Is also as you're making decisions like I'm going to ignore that piece of feedback is circled back with the person who gave it to you. So that again, you tell them, I heard you, I'm not going to do it right now. I heard you that you want to standardize those three other tools in our tooling chest, but that's going to be phase two because we're going to focus just on the ID right now.

Okay. So circle back with people. Right. So now Dave and I are having this conversations like, okay, I'm going to talk to some key stakeholders and gonna listen. So I'm hurt. I'm gonna trust my gut and only take the feedback. That makes sense. And then when we go into the big meeting, the architect meeting that they will actually, you know, trust, excuse me, they will actually support me.

And my idea will get approved. Well, that's missed step number five. And that you were saying new people are actually going to remember the conversations you had. And here's the thing. We, especially, the more senior, you get your context switching all day long, going from meeting to meeting, to meeting. And it's not that these people who forget what they talked about with you are stupid.

It's just that they've got so much maybe competing information that they're struggling with or that they're processing. And they may not remember the conversations. Here's what you originally proposed. Here's how you're modifying it to meet their needs. Here's how it's going to help them be successful.

Here's the support I'm counting on from you in the big meeting. Right? So pro tip number five. And I learned this from one of my clients who literally does a huddle before a big meeting. Her little circle, the people that are her stakeholders that she's had the pre-meetings with, she gets them in literally in a circle before the meeting and goes through the game plan.

I'm going to be pitching this idea. Here's how it's going to help your team be successful or be a net positive for the company. And here's the support I'm counting on. Okay. And then they go into the meeting. And of course, if you can't actually get the people together in a circle before going into the meeting, you can do it on a phone call ahead of time.

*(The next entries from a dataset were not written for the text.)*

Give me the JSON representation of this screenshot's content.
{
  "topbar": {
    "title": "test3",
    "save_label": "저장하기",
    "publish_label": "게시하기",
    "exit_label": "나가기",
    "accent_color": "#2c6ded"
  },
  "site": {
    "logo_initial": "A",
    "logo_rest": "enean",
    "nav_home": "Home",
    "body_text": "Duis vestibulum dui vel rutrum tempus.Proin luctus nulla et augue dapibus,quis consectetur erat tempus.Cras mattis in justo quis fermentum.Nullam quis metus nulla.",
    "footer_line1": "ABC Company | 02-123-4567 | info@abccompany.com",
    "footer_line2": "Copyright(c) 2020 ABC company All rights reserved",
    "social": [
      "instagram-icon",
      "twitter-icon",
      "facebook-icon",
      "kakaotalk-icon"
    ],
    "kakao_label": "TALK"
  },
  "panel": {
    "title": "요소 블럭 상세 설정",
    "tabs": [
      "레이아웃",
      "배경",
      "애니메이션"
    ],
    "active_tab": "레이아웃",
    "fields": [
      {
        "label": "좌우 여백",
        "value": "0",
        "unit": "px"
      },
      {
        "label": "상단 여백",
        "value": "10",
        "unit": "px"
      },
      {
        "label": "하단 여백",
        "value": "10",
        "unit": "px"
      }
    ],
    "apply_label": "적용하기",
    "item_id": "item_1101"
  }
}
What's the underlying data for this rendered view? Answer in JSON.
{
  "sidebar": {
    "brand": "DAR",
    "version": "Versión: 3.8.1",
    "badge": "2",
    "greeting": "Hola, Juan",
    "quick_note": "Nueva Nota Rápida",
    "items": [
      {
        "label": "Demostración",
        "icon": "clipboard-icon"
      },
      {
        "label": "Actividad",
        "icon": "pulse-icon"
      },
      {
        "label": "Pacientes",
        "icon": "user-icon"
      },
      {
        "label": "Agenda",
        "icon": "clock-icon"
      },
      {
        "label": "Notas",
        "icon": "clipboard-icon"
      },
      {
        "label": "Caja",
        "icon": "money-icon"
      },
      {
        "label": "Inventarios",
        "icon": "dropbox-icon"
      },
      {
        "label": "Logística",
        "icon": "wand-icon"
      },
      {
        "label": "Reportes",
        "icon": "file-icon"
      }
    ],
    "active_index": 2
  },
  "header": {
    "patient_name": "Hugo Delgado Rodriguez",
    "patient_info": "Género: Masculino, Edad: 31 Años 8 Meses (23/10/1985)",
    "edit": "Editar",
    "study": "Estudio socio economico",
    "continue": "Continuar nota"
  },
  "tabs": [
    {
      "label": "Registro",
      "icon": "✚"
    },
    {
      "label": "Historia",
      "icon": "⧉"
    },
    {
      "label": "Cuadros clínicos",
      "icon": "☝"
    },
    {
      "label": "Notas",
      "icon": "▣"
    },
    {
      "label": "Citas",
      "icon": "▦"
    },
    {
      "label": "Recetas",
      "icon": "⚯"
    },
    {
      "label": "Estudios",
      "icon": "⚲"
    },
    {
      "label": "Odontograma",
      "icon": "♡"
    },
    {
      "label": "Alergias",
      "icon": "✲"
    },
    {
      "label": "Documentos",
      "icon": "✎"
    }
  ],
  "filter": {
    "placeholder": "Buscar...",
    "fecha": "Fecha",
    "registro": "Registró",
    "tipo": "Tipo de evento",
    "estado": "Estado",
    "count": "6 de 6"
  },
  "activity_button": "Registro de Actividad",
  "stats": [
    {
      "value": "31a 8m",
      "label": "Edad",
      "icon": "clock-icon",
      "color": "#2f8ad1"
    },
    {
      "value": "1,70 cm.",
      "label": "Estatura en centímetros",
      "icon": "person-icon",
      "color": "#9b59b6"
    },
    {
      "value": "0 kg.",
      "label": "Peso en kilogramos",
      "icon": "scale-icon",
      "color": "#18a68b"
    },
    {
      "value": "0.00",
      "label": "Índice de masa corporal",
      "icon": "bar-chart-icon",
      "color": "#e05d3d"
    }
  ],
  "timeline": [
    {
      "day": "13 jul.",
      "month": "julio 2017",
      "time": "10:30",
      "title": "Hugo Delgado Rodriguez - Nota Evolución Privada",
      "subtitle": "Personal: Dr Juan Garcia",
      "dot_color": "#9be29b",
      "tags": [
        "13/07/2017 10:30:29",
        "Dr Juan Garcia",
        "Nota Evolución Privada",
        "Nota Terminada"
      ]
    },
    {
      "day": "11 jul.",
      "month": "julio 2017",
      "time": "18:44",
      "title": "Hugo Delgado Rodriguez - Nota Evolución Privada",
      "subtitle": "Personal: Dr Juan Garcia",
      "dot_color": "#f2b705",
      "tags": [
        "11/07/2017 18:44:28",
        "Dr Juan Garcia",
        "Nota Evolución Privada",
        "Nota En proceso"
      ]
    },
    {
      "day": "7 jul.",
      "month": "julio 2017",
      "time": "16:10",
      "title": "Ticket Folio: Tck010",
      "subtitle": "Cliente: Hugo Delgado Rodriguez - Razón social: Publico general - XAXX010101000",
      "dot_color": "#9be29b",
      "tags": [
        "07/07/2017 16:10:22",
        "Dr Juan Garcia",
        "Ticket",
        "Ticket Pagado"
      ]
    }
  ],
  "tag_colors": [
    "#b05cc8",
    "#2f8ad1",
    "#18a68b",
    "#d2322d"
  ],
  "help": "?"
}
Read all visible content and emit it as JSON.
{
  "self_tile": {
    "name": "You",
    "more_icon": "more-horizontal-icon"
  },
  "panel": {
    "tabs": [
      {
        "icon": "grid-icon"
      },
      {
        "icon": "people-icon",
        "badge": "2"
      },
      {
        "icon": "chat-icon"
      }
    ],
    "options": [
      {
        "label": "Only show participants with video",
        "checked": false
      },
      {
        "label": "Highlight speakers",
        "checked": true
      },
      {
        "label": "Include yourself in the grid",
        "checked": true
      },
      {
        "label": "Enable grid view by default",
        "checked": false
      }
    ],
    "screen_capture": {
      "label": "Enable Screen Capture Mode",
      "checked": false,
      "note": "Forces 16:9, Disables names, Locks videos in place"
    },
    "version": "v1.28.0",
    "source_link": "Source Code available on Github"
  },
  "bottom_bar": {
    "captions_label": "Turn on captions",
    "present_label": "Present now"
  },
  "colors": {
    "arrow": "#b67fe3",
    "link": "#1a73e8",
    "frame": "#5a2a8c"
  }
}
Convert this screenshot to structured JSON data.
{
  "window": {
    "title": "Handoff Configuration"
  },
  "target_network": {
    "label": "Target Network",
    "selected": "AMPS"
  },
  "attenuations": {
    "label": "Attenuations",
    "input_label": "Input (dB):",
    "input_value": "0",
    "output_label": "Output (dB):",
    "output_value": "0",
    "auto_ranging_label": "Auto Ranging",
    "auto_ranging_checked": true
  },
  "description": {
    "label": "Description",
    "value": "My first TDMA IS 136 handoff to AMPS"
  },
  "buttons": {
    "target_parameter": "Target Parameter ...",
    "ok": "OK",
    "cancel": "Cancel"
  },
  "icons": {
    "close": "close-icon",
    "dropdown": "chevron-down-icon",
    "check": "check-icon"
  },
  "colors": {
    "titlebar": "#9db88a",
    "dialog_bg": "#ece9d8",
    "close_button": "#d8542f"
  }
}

A quick slack message. Doesn't matter what it is, but remind people of the support you're counting on for them. So that you're successful. Now it's time to wrap this up. And while I hope none of you have to. Anything as hard as influencing other people, that it's a good decision to kill a sled dogs. I certainly hope that you will.

The next time you do have to make an influential decision and influence others, that you can channel this inner Shackleton a little bit and embrace this secret weapon. That is the pre-meeting. And one last thing. So I've coauthored a book.

There we go. It's called present at techies guide to public speaking. And this book is pretty much sort of a soup to nuts kind of experience of how to up your public speaking skills and why you want to be doing more. And it also has a whole bonus chapter on applying all of these techniques for public speaking, like being on a stage like this in a meeting in our tech industry.

And so while I want all of you to embrace the secret weapon, that is the pre-meeting. I also want all of you to get better and up your game in pitching in meetings, for example, and potentially being on stage at next year's calibrate. So my co-op. For VJ Shanker. And I want all of you to have a free copy of our book.

So you can take a picture of this download link. It's also in your programs. If you have one of those and you can go to this link and you can download a free copy of either the e-book or the audible version, as I said, free of charge are our compliments. Yeah, my pleasure. My pleasure.

About Calibrate—

Founded in 2015, Calibrate is a yearly conference for new engineering managers hosted by seasoned engineering managers. The experience level of the speakers ranges from newcomers all the way through senior engineering leaders with over twenty years of experience in the field. Each speaker is greatly concerned about the craft of engineering management. Organized and hosted by Sharethrough, it was conducted yearly in September, from 2015-2019 in San Francisco, California.